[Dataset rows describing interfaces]
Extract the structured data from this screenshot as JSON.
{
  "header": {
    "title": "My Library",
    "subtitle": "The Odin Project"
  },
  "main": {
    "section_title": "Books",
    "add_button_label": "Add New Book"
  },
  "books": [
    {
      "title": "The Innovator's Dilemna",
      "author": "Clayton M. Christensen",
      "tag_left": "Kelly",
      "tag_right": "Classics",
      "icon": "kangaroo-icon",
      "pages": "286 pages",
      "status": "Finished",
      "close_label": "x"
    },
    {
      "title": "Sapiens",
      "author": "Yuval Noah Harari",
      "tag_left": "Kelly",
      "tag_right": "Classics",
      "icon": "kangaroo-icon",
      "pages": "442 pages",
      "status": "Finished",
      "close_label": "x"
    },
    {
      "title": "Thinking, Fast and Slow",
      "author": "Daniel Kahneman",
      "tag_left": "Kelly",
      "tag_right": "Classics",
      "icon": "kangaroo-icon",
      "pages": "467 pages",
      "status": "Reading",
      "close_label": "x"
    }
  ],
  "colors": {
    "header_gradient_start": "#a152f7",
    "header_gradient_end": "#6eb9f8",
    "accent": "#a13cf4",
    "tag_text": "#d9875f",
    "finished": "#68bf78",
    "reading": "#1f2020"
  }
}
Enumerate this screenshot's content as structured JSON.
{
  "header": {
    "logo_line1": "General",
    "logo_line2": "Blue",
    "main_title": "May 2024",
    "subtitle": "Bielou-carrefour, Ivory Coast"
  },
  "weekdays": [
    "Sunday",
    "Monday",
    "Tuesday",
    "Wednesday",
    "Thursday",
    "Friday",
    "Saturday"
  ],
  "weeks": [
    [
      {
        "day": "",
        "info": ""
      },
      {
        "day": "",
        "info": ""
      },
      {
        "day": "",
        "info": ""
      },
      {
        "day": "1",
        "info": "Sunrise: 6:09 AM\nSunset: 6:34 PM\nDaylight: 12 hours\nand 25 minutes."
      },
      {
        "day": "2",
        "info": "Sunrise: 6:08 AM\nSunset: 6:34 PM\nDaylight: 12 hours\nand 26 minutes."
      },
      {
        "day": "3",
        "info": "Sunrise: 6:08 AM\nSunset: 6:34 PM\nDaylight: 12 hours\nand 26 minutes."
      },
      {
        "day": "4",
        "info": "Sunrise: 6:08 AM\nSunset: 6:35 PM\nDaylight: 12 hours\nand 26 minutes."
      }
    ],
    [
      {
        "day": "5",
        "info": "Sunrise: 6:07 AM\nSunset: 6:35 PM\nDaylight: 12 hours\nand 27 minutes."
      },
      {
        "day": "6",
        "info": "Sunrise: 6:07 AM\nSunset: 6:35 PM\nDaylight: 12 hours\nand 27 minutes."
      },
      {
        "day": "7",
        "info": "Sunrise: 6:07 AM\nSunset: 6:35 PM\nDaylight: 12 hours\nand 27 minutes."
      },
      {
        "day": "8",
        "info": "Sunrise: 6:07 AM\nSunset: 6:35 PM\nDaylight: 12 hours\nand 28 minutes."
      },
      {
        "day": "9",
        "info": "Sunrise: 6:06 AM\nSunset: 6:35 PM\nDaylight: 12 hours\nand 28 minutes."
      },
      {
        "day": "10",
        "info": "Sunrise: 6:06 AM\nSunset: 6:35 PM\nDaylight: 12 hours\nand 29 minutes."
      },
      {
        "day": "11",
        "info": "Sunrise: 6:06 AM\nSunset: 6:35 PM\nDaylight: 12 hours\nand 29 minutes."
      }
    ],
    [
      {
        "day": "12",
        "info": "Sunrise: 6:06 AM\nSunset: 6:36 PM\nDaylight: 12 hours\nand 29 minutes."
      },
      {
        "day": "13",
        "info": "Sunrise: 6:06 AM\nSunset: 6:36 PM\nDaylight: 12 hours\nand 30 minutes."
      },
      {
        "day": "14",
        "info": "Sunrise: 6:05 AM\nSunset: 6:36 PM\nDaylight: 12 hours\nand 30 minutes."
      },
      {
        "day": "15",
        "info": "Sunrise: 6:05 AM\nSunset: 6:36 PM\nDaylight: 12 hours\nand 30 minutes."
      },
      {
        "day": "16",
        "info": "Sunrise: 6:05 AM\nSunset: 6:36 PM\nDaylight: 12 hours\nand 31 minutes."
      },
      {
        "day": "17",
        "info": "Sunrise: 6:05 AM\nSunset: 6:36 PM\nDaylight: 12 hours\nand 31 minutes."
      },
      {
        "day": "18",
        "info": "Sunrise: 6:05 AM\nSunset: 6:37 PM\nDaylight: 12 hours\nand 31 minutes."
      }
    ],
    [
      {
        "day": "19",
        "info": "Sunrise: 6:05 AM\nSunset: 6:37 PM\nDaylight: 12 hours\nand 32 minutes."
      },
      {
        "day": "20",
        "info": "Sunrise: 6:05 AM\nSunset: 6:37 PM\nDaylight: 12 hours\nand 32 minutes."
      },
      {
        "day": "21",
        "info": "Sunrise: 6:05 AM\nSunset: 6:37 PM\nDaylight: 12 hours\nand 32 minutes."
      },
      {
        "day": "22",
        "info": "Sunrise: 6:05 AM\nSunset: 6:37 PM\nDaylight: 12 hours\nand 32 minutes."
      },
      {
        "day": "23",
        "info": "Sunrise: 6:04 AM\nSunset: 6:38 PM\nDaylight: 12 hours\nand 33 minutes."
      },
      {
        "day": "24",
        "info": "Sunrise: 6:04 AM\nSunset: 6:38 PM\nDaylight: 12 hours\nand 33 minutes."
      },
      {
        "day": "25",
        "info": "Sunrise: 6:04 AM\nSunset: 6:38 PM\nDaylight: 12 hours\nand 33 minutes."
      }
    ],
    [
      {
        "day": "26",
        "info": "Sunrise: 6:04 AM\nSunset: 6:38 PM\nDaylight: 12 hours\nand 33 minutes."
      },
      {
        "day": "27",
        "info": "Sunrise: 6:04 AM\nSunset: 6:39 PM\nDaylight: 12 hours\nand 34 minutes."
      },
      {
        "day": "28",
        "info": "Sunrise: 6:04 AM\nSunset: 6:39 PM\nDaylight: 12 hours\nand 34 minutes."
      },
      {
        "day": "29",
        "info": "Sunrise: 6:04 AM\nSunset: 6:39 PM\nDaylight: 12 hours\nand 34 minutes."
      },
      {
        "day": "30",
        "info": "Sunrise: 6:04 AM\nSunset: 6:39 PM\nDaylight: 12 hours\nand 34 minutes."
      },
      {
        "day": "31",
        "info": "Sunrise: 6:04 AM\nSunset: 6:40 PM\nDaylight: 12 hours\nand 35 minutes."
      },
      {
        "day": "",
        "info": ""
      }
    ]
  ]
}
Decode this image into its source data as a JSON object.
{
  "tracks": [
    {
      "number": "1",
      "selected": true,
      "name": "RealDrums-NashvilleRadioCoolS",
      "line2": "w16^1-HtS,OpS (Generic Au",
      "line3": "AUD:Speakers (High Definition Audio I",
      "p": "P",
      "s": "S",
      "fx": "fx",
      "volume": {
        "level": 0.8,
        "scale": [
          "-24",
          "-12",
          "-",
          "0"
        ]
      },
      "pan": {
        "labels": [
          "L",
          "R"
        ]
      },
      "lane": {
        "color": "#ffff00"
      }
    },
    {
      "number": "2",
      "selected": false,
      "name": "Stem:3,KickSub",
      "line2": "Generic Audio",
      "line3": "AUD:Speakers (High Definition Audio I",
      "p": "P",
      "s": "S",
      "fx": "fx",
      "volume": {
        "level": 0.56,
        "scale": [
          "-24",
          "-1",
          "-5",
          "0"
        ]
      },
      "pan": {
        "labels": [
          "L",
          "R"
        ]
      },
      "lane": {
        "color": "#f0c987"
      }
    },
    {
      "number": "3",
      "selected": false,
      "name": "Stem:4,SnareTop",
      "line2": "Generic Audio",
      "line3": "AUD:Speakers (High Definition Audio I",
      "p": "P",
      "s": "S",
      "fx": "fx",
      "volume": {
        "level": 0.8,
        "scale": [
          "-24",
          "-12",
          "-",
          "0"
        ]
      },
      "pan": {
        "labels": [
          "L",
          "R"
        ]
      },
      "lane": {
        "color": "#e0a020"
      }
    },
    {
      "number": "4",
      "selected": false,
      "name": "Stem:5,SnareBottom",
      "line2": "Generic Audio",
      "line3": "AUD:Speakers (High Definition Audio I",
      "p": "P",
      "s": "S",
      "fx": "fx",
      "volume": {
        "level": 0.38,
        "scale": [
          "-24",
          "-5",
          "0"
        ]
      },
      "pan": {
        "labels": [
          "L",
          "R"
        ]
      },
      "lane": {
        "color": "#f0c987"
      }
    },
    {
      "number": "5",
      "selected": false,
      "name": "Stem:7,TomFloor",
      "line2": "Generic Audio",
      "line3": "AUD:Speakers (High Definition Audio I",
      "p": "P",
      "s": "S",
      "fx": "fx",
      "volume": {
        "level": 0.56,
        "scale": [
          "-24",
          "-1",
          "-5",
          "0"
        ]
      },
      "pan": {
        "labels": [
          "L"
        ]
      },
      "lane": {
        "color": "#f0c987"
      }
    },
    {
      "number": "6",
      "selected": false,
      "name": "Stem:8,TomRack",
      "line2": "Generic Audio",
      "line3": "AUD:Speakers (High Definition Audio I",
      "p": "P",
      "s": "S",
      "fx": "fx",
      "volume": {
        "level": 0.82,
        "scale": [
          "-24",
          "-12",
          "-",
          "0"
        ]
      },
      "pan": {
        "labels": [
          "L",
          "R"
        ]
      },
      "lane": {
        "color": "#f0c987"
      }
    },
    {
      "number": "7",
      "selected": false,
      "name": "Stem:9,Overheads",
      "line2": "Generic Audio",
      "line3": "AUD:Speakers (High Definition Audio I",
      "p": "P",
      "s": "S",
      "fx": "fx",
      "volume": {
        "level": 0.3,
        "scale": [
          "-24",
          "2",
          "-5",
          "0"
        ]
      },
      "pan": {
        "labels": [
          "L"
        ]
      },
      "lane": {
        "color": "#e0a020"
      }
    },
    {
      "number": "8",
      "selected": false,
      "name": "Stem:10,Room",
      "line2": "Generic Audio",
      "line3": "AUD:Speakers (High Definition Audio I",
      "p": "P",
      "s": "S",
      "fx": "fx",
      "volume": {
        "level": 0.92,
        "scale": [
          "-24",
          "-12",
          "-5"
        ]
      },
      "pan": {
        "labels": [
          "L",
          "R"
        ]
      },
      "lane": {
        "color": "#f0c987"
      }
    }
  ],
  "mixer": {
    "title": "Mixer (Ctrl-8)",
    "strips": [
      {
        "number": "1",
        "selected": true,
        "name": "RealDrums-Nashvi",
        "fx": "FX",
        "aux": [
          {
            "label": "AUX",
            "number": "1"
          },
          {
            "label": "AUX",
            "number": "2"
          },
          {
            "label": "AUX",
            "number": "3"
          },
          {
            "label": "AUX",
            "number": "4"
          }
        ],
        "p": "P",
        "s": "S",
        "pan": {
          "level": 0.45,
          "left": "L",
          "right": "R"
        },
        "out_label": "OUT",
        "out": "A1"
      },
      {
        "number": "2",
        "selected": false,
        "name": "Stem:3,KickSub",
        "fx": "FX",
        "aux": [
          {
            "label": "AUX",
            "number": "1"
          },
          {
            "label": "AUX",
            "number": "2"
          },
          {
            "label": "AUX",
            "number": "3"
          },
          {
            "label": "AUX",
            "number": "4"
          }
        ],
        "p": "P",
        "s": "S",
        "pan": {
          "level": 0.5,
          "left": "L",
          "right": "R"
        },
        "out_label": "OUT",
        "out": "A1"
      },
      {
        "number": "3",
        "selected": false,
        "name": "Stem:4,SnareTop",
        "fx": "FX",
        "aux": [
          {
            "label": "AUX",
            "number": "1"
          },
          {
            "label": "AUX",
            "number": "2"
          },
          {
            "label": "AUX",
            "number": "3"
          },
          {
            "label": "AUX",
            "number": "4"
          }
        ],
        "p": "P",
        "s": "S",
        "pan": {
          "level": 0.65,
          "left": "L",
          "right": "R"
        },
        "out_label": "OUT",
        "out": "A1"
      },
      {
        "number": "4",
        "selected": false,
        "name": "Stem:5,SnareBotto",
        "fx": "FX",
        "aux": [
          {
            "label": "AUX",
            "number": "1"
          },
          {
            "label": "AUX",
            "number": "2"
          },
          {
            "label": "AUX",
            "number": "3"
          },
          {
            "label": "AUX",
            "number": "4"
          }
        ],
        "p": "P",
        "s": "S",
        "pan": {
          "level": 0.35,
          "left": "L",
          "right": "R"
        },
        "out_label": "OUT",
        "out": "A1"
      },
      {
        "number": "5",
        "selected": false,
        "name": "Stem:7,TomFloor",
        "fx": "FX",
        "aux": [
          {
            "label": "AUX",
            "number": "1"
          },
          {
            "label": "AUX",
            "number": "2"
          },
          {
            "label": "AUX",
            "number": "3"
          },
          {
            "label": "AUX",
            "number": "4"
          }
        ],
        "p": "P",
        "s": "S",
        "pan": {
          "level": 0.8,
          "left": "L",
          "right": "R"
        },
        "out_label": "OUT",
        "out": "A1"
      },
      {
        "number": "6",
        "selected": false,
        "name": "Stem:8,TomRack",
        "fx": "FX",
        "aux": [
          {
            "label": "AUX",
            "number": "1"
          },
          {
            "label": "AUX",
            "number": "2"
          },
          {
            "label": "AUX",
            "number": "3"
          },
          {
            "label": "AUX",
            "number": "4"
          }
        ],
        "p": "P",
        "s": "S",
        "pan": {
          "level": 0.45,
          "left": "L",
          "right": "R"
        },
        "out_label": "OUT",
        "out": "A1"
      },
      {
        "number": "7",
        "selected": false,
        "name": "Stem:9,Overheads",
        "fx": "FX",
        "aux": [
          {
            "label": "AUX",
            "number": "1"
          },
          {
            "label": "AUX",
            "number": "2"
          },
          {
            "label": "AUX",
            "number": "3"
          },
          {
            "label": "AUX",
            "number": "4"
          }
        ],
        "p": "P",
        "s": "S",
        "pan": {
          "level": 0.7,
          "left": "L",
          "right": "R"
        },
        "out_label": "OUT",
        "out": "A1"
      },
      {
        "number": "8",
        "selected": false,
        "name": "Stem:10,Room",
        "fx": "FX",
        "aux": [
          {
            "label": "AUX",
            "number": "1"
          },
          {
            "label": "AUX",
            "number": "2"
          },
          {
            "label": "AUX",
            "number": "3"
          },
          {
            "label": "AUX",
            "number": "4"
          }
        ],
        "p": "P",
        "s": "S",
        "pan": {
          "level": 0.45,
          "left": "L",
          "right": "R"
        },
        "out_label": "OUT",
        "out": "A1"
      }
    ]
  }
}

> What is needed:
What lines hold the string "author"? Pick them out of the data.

> Response to the task:
      "author": "Clayton M. Christensen",
      "author": "Yuval Noah Harari",
      "author": "Daniel Kahneman",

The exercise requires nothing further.